Friday Mud reflects on college sports

November 11, 2011 | Drew Forrester


In the wake of the horrific story at Penn State, I find it difficult today (I’m writing this on Thursday) to sit down at my computer and create Friday Mud.

Mind you, it’s nothing more than digging around for 10-12 pictures and stories that are mostly designed to make you all laugh and get your Friday off to a great start…it’s not the labor of a steelworker or anything, but the process requires energy and, above all, the spirit of laughter must be present in order to provide you with the best Friday Mud content I can.

I tried.  I glazed over some photos for 20 minutes or so until it dawned on me my heart wasn’t in it today.  I’m nearly certain that Friday Mud – in its original form – will return next week.

What happened in State College, PA is one of the most unthinkable acts and stories of my lifetime.  I’m afraid it’s only going to get worse.  As I said to Luke and Thyrl before leaving for the day on Thursday morning — “There are too many people who knew about this and said nothing…there’s more to it.  Something ELSE was going on at Penn State, in addition to the despicable behavor of Jerry Sandusky.  Lots of folks knew what was going on.  More people than Sandusky were involved.  And it’s not just about kids and sex.  It’s about much more than that.”  Those are all hunches on my part, but the story is far from over.

But what happened at Penn State is merely a pimple on the face of college sports today.

What happened at Penn State is happening EVERYWHERE across the country today.  No, innocent little boys aren’t being violated at 50 major academic institutions across America.  What happened at Penn State is symbolic of what’s happening everywhere in the country these days.

College sports has grown into a monster that is no longer enjoyable.  College sports has ruined itself.  College sports has, in fact, become bigger than college itself.

The high-powered, long-tenured football or basketball coach doesn’t just run the athletic department.  He or she runs the school. They make more money than anyone else at the institution, a complete and utter joke in and of itself.  They not only run the school, they run the town.  They don’t get parking tickets.  They don’t pay for coffee at the diner every morning.  They live a life that isn’t reality — it’s fantasy-land.  And that’s why they think the rules and the laws don’t pertain to them.  Because, for the most part, they actually don’t.

Winning on Saturday or on Tuesday night or on Thursday afternoon has become much more important than the school providing a quality education to the great unwashed who are forking over an average of $40,000 per-year to attend a 4-year college.

College sports runs the college these days.

It’s a disgrace.

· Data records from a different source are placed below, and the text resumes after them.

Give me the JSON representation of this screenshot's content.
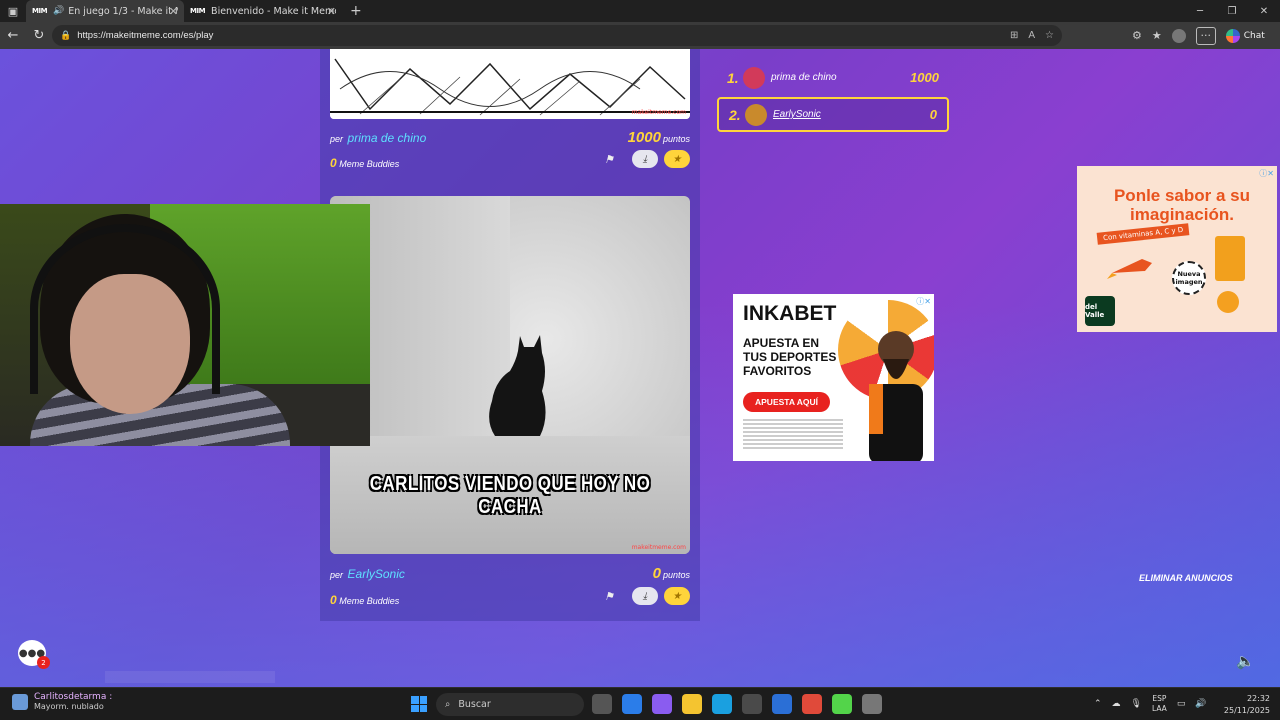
{
  "browser": {
    "tabs": [
      {
        "label": "En juego 1/3 - Make it Meme",
        "favicon": "MIM",
        "audio": true,
        "active": true
      },
      {
        "label": "Bienvenido - Make it Meme",
        "favicon": "MIM",
        "audio": false,
        "active": false
      }
    ],
    "url": "https://makeitmeme.com/es/play",
    "chat_label": "Chat"
  },
  "feed": {
    "entries": [
      {
        "per_label": "per",
        "author": "prima de chino",
        "points": "1000",
        "points_label": "puntos",
        "buddies": "0",
        "buddies_label": "Meme Buddies"
      },
      {
        "per_label": "per",
        "author": "EarlySonic",
        "points": "0",
        "points_label": "puntos",
        "buddies": "0",
        "buddies_label": "Meme Buddies",
        "caption": "CARLITOS VIENDO QUE HOY NO CACHA"
      }
    ],
    "watermark": "makeitmeme.com"
  },
  "scoreboard": [
    {
      "rank": "1.",
      "name": "prima de chino",
      "score": "1000",
      "avatar_color": "#d23a5a"
    },
    {
      "rank": "2.",
      "name": "EarlySonic",
      "score": "0",
      "avatar_color": "#c98a2c",
      "highlight": true
    }
  ],
  "ads": {
    "inkabet": {
      "brand": "INKABET",
      "headline": "APUESTA EN TUS DEPORTES FAVORITOS",
      "cta": "APUESTA AQUÍ"
    },
    "valle": {
      "headline": "Ponle sabor a su imaginación.",
      "tag": "Con vitaminas A, C y D",
      "badge": "Nueva imagen",
      "logo": "del Valle"
    }
  },
  "remove_ads": "ELIMINAR ANUNCIOS",
  "chat": {
    "unread": "2"
  },
  "taskbar": {
    "weather_title": "Carlitosdetarma :",
    "weather_sub": "Mayorm. nublado",
    "search": "Buscar",
    "lang_top": "ESP",
    "lang_bottom": "LAA",
    "time": "22:32",
    "date": "25/11/2025"
  },
  "colors": {
    "accent": "#ffd43b",
    "author": "#5ee0ff",
    "page_bg": "#7a3ec9"
  }
}
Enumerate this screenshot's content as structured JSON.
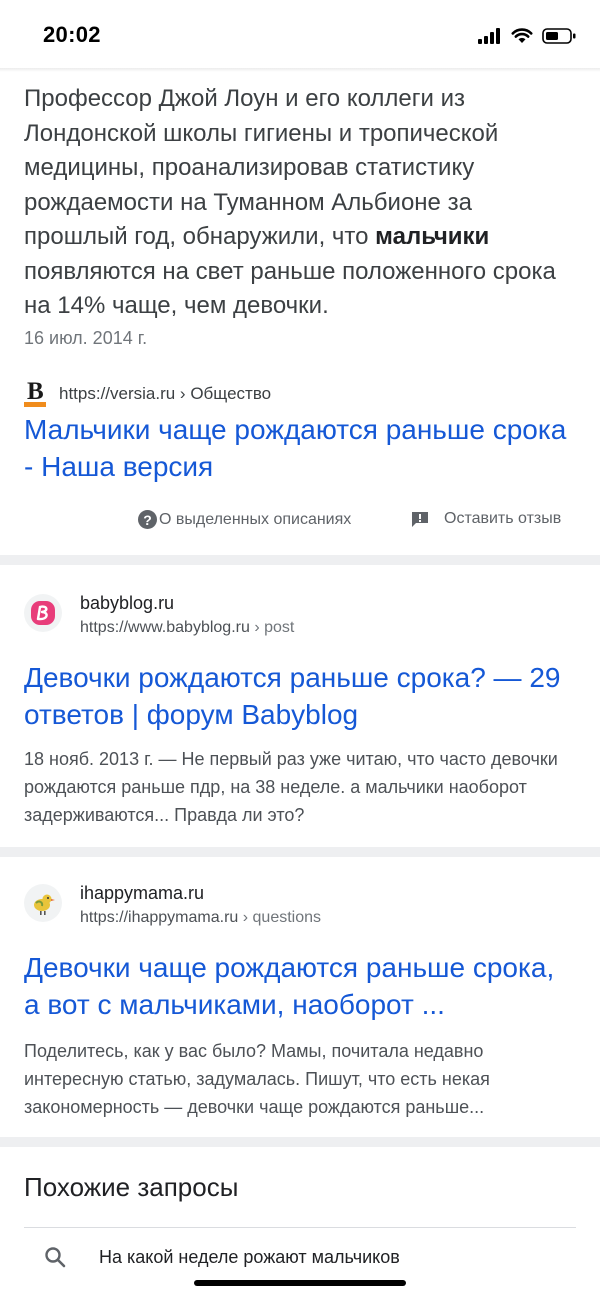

Not every college is to blame and without question there are plenty of wholesome virtues about college athletics that we can all soak in.  Anyone who has listened or followed me over the last 9 years knows how fond I am of the local college scene.  There’s a reason why I flew to Maine to watch Towson play a regular season football game last Saturday.  There’s a reason why I hop on a bus and travel with the UMBC women’s basketball team to watch them play at St. Joseph’s in Philadelphia.  There’s a reason why I (along with Glenn Clark) drive over to Hill Field House on a 20 degree night in January to watch Morgan State play basketball. I am fond of the people who run those athletic departments and their coaches.  It’s Baltimore.  Those schools – even though I didn’t attend any of them – are in my blood.

I’d go watch Towson play Villanova in football or UMBC play Vermont in basketball LONG before I’d drive down to Washington DC this Saturday night to watch Notre Dame and Maryland play football.

This much is the truth — there are plenty of Division I schools and athletic departments across the country who run their programs with the accountability that’s expected of them.

But there are schools who feel – as reflected in their actions – that the rules don’t pertain to them.  Those schools have figured out the magic formula:  Above all else…win.  Forget education, forget right and wrong, forget fair play.  Forget anything and everything that doesn’t help us win a game.